- Diversify Your Expenses – Diversified expenses show that you are building your business in a healthy way. A business needs to have an official location, equipment, IT equipment, furniture, and inventory. If you are going to sell products, spending money on branding, marketing, administrative expenses, legal expenses, and consulting expenses, such as a market study and business plan, shows that you have done your homework properly.
The WORST PRACTICES we have witnessed on spending your investment are the following:
- Spending all your money on one item: Some E2 Visa applicants absolutely want to minimize their risk of losing their money, so they allocate their investment into things they’ll be able to sell if they fail to get their visas, such as only inventory or only commercial lease costs.
- Including Travel Expenses and Personal Costs in your application: It is very tempting to include hotel costs and flight tickets, but these are not costs that are irrevocably committed to your business. They are usually seen as questionable by USCIS.
- Leaving your $100,000 investment parked in a US company bank account: Having money in a bank account does not prove that the money is committed to anything. It usually leads to a negative response from USCIS.

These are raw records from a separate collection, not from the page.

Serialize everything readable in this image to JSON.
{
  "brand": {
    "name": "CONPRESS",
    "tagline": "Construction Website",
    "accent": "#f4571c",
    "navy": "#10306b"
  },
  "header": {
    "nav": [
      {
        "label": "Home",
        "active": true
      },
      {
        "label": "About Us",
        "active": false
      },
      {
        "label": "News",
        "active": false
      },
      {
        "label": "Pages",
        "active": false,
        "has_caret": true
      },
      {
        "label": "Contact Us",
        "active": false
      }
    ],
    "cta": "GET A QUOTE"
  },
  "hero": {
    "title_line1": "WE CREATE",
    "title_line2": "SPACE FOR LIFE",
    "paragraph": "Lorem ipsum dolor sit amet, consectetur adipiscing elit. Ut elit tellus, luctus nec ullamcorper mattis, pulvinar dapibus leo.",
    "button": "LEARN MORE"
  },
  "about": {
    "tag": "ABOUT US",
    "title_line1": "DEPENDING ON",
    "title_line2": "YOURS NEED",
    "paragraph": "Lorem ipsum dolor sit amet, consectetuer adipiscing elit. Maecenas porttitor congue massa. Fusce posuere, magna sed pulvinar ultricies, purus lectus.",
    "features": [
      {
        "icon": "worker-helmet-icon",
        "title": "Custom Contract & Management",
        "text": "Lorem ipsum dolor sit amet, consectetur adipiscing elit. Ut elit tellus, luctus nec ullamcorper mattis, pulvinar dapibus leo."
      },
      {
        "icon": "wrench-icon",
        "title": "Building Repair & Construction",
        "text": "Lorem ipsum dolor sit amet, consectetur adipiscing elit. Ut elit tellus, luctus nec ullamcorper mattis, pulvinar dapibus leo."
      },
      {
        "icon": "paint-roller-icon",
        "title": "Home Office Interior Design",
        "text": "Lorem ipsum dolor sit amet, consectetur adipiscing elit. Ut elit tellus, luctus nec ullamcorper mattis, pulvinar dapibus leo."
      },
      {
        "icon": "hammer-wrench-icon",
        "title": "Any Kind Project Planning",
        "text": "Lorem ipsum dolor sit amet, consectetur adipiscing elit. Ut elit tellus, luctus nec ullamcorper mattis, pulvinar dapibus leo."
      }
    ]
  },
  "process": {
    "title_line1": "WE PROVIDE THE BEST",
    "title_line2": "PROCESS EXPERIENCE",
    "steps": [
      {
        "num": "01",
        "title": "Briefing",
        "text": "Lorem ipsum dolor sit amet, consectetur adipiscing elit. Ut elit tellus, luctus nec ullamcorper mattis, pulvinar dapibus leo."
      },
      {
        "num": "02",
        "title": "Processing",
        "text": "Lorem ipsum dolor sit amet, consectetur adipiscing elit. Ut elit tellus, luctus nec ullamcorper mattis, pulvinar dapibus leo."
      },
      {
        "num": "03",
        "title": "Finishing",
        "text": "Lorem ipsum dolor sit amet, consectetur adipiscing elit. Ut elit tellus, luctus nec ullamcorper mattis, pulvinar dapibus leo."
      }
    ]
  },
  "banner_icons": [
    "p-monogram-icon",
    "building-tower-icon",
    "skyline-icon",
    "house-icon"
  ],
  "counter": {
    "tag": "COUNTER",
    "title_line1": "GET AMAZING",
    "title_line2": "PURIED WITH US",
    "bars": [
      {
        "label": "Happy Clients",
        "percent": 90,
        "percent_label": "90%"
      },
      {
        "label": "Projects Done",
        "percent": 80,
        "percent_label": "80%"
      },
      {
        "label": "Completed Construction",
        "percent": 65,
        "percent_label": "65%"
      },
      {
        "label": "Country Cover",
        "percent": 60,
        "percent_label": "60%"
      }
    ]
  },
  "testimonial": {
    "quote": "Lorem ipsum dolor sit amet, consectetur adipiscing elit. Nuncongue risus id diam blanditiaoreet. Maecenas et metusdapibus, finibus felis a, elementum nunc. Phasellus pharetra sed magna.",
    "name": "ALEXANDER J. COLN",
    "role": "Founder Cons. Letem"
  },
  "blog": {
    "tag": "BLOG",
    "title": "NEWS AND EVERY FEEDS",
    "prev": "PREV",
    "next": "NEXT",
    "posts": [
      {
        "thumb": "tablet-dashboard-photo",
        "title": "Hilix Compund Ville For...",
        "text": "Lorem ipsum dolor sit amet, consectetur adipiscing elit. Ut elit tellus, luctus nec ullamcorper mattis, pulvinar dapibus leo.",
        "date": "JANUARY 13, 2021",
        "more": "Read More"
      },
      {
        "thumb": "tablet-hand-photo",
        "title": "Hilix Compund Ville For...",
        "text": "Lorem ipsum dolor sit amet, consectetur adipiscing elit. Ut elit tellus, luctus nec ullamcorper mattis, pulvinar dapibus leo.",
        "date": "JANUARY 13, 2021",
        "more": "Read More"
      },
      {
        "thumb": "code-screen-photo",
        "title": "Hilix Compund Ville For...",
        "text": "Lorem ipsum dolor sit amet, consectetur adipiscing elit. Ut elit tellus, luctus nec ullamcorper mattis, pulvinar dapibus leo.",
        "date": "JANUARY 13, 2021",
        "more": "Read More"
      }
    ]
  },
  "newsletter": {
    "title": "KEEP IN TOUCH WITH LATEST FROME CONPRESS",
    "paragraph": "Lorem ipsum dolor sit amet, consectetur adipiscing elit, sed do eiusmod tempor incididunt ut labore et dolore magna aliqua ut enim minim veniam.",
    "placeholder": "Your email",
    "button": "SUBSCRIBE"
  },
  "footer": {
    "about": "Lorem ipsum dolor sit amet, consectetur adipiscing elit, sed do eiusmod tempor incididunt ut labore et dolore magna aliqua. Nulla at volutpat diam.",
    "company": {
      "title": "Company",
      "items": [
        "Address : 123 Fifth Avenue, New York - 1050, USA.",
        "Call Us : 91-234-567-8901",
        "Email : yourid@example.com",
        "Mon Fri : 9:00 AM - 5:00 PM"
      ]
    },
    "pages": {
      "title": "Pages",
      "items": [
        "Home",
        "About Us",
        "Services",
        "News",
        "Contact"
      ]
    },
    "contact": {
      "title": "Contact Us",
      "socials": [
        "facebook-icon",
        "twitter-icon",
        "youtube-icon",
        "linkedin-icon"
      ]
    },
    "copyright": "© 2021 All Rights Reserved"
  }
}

- Investing in Real Estate Properties thinking this can be your investment: The E2 investment needs to be ACTIVE and investing in Real Estate is not considered an active investment. However, if you decide to start a property management firm that invests in and resells assets, and will handle more than just your own properties, then you can then assign the value of your assets to your E2 investment.
- Using your home as your office: For E2 visa purposes, using your home as your office is a big red flag for immigration, indicating that you are not taking your business seriously and not secure in your business model enough to invest in an office space.
Requirement #5: Your E2 visa business plan needs to be a well-prepared LEGAL document
After your investment, the most important thing for the success of your E2 visa application is your business plan. Your E2 visa business plan should follow USCIS E2 visa requirements and guidelines. Since USCIS expects it to be very well written and in a unique format, it is best to have it prepared by an expert.
A professionally written business plan increases your chance of success by 30% – 50%. It also reduces the number of questions asked by up to 50%, streamlining the process and making it 40% faster.
An E2 Visa Business Plan should include:
- Company description (Click here to read How to Write a Great Company Description in a Business Plan)
- Products and Services description
- Industry Analysis
- Market and Competition Analysis
- Personnel Plan
- 5 years Financial Projections (Click here to read How to Create 5 Years Financial Projections for Your Business Plan)
An E2 Visa Business Plan should be 25-35 pages on average. It is recommended to write it in a legal style but with accessible business terms. The average writing time by an applicant is 40-45 hours, including revisions and the back and forth with the attorney. The average writing time by a professional business plan service is 15 hours including revisions, which is almost three times faster than if you do it yourself.
An expertly written E2 Visa Business Plan means:
- More flexibility so you can take care of the other aspects of your business and visa application
- Better quality because the writing style is customized for immigration and reviewed by US writing experts.
- Faster delivery so that you can get your visa appointment quickly.
Whether you want to hire us with the writing or you want to do it yourself, here is what a good business plan should look like (link), and if you need more information, please refer to our Guide on How to Write an E2 Visa Business Plan.